[Exercise] Your task is to extract every entry that follows word for word while excluding the pictures.

[Data records]
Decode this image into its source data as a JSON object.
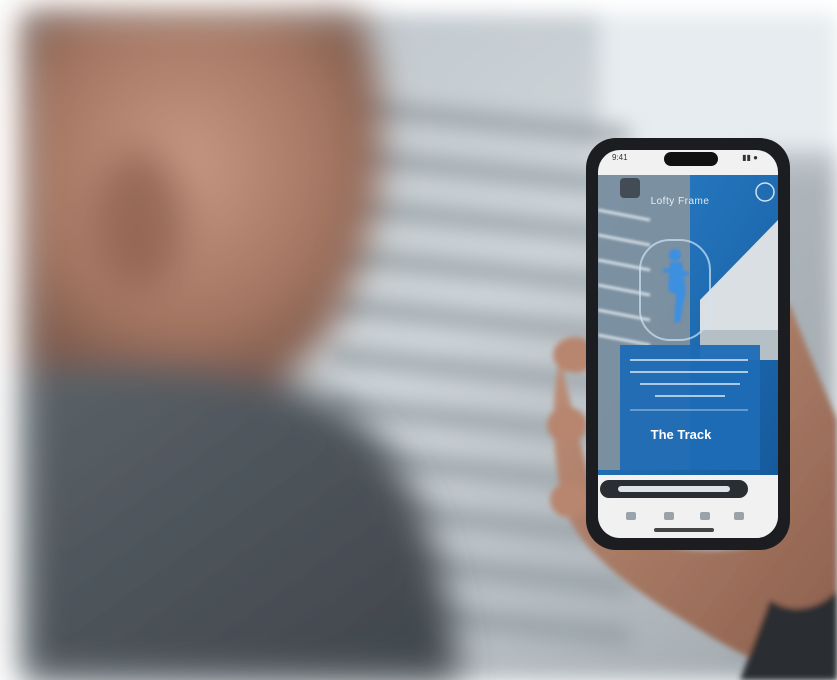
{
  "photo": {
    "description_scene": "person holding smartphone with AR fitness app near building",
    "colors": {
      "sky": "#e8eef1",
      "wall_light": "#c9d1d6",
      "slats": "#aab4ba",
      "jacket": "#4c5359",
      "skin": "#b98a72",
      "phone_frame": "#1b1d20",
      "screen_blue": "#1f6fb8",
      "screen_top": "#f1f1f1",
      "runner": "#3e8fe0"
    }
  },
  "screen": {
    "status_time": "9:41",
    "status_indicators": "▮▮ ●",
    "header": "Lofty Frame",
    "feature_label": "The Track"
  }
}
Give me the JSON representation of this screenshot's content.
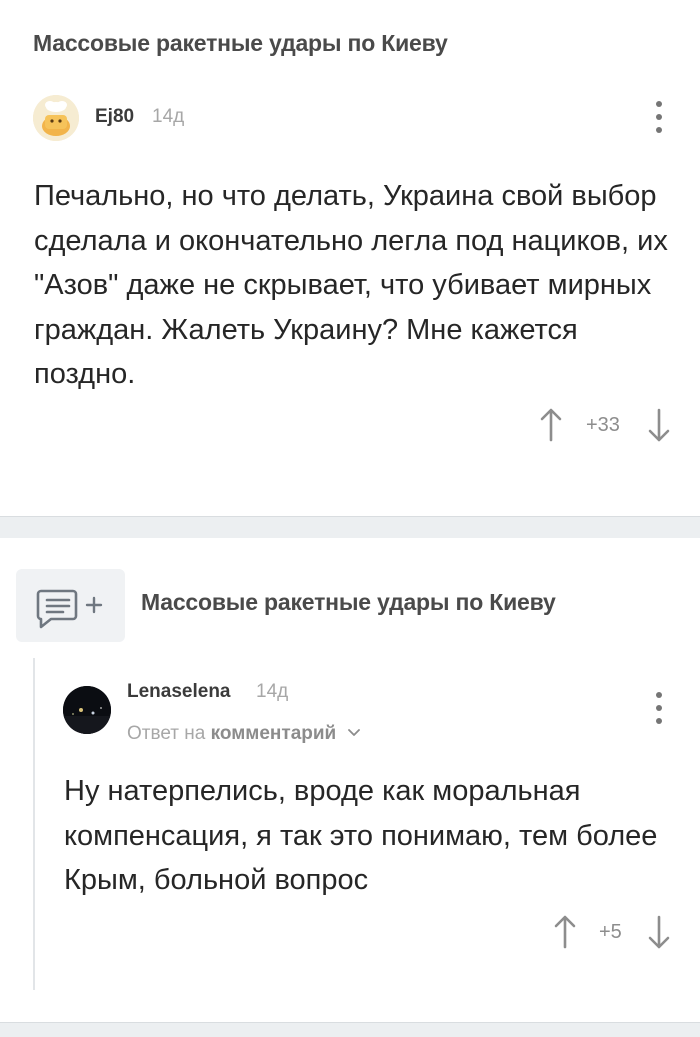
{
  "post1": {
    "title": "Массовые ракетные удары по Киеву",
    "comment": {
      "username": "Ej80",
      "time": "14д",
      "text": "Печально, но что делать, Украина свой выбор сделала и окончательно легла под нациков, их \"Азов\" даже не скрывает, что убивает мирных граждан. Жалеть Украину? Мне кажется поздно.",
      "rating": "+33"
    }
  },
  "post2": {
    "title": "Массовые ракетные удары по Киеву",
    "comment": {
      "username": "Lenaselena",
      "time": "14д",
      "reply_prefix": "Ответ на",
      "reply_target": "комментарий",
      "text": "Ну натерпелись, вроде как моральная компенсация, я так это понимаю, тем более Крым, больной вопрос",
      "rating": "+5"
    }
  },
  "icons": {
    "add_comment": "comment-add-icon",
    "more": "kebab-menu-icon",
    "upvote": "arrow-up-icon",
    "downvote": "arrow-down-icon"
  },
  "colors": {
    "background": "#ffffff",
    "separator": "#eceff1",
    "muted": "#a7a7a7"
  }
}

[Reply to the task]
Decode this image into its source data as a JSON object.
{
  "photo": {
    "description_scene": "person holding smartphone with AR fitness app near building",
    "colors": {
      "sky": "#e8eef1",
      "wall_light": "#c9d1d6",
      "slats": "#aab4ba",
      "jacket": "#4c5359",
      "skin": "#b98a72",
      "phone_frame": "#1b1d20",
      "screen_blue": "#1f6fb8",
      "screen_top": "#f1f1f1",
      "runner": "#3e8fe0"
    }
  },
  "screen": {
    "status_time": "9:41",
    "status_indicators": "▮▮ ●",
    "header": "Lofty Frame",
    "feature_label": "The Track"
  }
}
Give me the JSON representation of this screenshot's content.
{
  "post1": {
    "title": "Массовые ракетные удары по Киеву",
    "comment": {
      "username": "Ej80",
      "time": "14д",
      "text": "Печально, но что делать, Украина свой выбор сделала и окончательно легла под нациков, их \"Азов\" даже не скрывает, что убивает мирных граждан. Жалеть Украину? Мне кажется поздно.",
      "rating": "+33"
    }
  },
  "post2": {
    "title": "Массовые ракетные удары по Киеву",
    "comment": {
      "username": "Lenaselena",
      "time": "14д",
      "reply_prefix": "Ответ на",
      "reply_target": "комментарий",
      "text": "Ну натерпелись, вроде как моральная компенсация, я так это понимаю, тем более Крым, больной вопрос",
      "rating": "+5"
    }
  },
  "icons": {
    "add_comment": "comment-add-icon",
    "more": "kebab-menu-icon",
    "upvote": "arrow-up-icon",
    "downvote": "arrow-down-icon"
  },
  "colors": {
    "background": "#ffffff",
    "separator": "#eceff1",
    "muted": "#a7a7a7"
  }
}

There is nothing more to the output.